What are powder actuated tools?
Powder actuated tools (PATs) are fastening devices used to connect material to hard surfaces such as steel, masonry and concrete.
PATs have three key components:
- The fastener which is manufactured with special steel and heat treated to penetrate concrete and steel without breaking. They can be drive pins for permanent fastening, threaded studs for removable applications or specialty studs for unique installation applications.
- The energy source also known as the powder load which is a rimfire brass cartridge containing gun powder. When the rim is struck by the functioning of the tool, the internal primer ignites the powder and releases gas, which in turn creates pressure and launches the fastener.
- The tool itself, which contains the reaction of the energy source.
How can workers using PATs stay safe?
PATs have the potential to be dangerous because of their small controlled explosions of gun powder.
Employees must be trained and certified in the correct use of a powder actuated tool. Upon successful training, the employee can obtain an operator’s permit. Non-certified employees cannot use the tool under any circumstance.
The qualifications to become an operator can be trained by a qualified instructor, or the Powder Actuated Tool Manufactures’ Institute (PATMI). PATMI is made up of manufactures of the tools who promote safe use. They offer online training on their website. Employees using powder actuated tools should carry their certification card on them at all times.
How can I make sure I am using them safely?
- Never store different level power loads in the same container.
- Never use a power load that exceeds the rating of the specific tool. (Loads are categorized by color.)
- Always inspect the tool prior to use as well as a thorough inspection according the manufacturer’s recommendations. Any tool that appears damaged or inoperable should be tagged and taken out of service.
- Store the power loads properly and away from potential hazards including but not limited to; equipment running over power loads, material falling on power loads, and employees using the tools/ammunition without proper certification.
- Never use a powder actuated tool in a flammable atmosphere.
- Post signage around the area where PATs are used to inform employees of the potential hazards.
- Store PATs in lockable containers when not in use. All tools and tool containers should include the following:
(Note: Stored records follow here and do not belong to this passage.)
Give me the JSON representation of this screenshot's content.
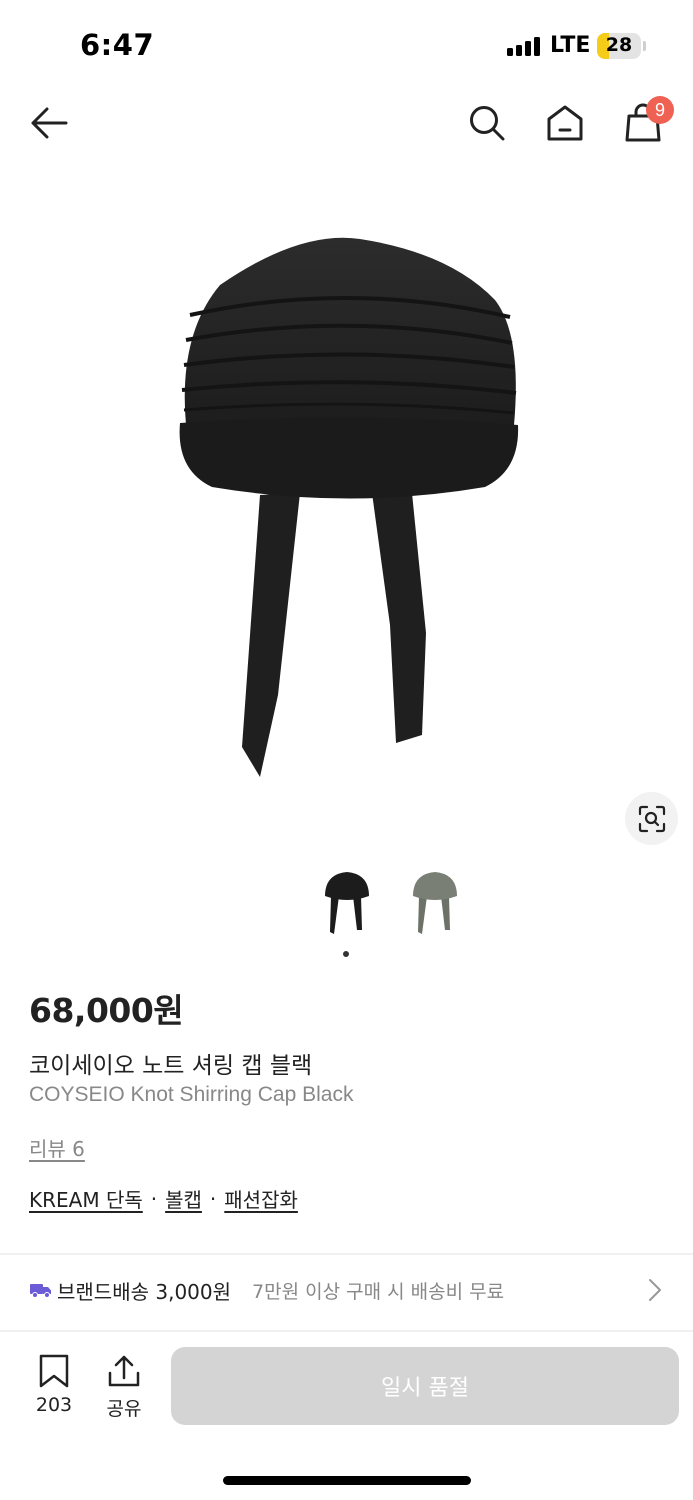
{
  "status_bar": {
    "time": "6:47",
    "network": "LTE",
    "battery": "28"
  },
  "nav": {
    "back_icon": "arrow-left-icon",
    "search_icon": "search-icon",
    "home_icon": "home-icon",
    "cart_icon": "shopping-bag-icon",
    "cart_count": "9"
  },
  "gallery": {
    "main_image": "black-shirring-cap-photo",
    "lens_icon": "image-search-icon",
    "thumbnails": [
      "black-cap-thumbnail",
      "khaki-cap-thumbnail"
    ],
    "active_index": 0
  },
  "product": {
    "price": "68,000원",
    "name_ko": "코이세이오 노트 셔링 캡 블랙",
    "name_en": "COYSEIO Knot Shirring Cap Black",
    "reviews": "리뷰 6",
    "tags": [
      "KREAM 단독",
      "볼캡",
      "패션잡화"
    ],
    "tag_separator": "·"
  },
  "shipping": {
    "icon": "truck-icon",
    "label": "브랜드배송 3,000원",
    "note": "7만원 이상 구매 시 배송비 무료"
  },
  "bottom_bar": {
    "bookmark_count": "203",
    "share_label": "공유",
    "buy_button": "일시 품절"
  },
  "colors": {
    "badge": "#ef6253",
    "shipping_icon": "#6b5bd6",
    "disabled_button": "#d4d4d4"
  }
}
- Operating instructions and service manual.
- Power load and fastener chart.
- Tool inspection and service record.
- Service tools and accessories.